The trouble with this kind of dissemination, though, is the politicisation of interpretation. If you read our article (which I hope you will) you’ll see that we never used the term ‘Snowflakes’ and we certainly do not support the use of this term in reference to our research.
Last night the University of Northampton hosted the 2020 Diamond Research Awards. These awards celebrate the research that is undertaken at the University of Northampton, the staff that make it happen, and the staff who supervise, develop and encourage our new up and coming researchers.
We were absolutely delighted that our Senior Lecturer in History, Dr Paul Jackson, won the prestigious Research Impact award. Paul gives us this insight into his research and why it matters:
My research into the history of the far right has been underpinned by the Searchlight Archive, which is based at the University of Northampton. The archive itself is a trove of material related to the far right, past and present, and a number of students have used it for dissertations and PhD projects. My research over the past few years has been to use this unique collection to create peer reviewed articles, chapters and books, and also to develop ‘impact’. Research outputs have included a biography of a leading British neo-Nazi, Colin Jordan, and an article examining the World Union of National Socialists, a 1960s era transnational network active in Britain and Europe, the USA and Australia. Some of my impact activities have included running CPD workshops for people who tackle the far right in professional contexts, such as police officers, hate crime workers and teachers. It has also included working with government agencies and think tanks to help develop a better understanding of the nature of the far right today. I also talk to the media on a regular basis. As a historian working in this area, I often can bring a sense of historical context that analysts from other areas find helpful.
Paul contributes regularly to the mainstream media, for instance in this piece on Donald Trump for The Guardian, and his most recent academic publication is this article on the World Union of National Socialists. He is the author of Colin Jordan and Britain’s Neo-Nazi Movement (Bloomsbury Academic, 2016).
University of Northampton PhD student Kerry Love shares her top tips for successful studying.

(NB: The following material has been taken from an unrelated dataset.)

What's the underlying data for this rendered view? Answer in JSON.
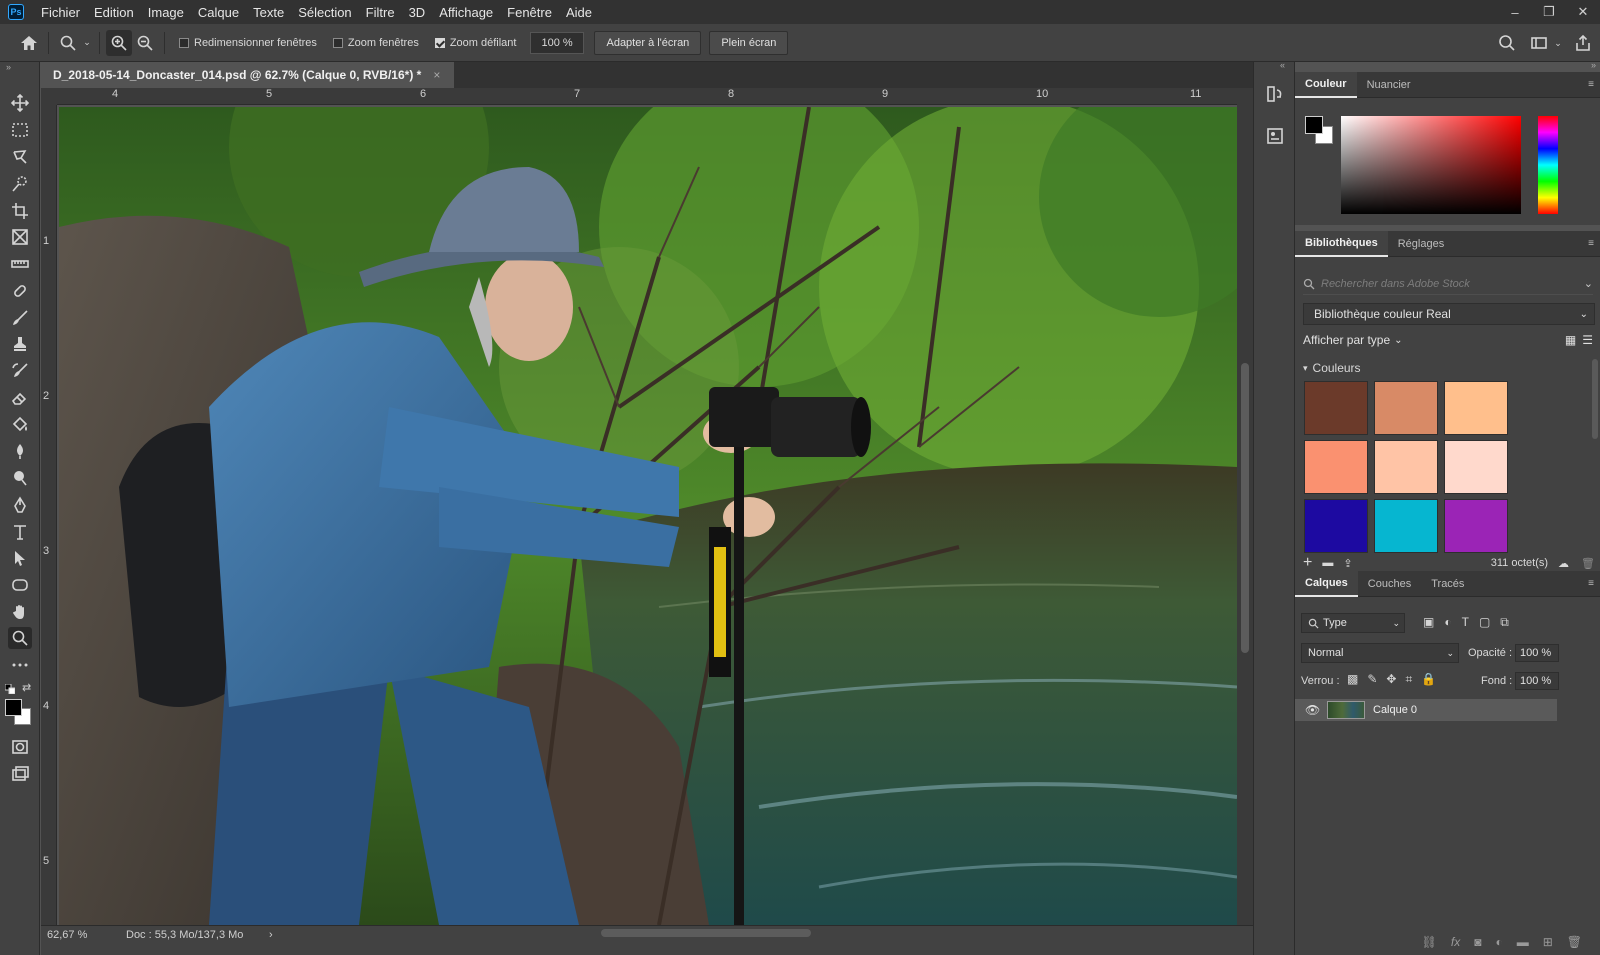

It might not feel like it, but I’ve been studying for 6 years now and in the process have developed some fairly useful habits. As a former serial procrastinator who would turn her nose up at the idea of planning a piece before writing, I have faith that with some practice and encouragement even the most disorganized person can become a little more efficient. We live in a world obsessed hyper-productivity and competing over who works the most on the least sleep. Talking about efficiency and productivity stirs up the same kind of discussion, therefore I think it’s really important to schedule in time for all aspects of your life. I’ve worked and studied at the same time for most of my academic career so have certainly fell victim to working too much, but when I learnt to manage my time properly I found that I was more than capable of doing both and staying sane. Whether you’re an undergraduate, postgraduate, or anyone else balancing life- I hope you find these useful!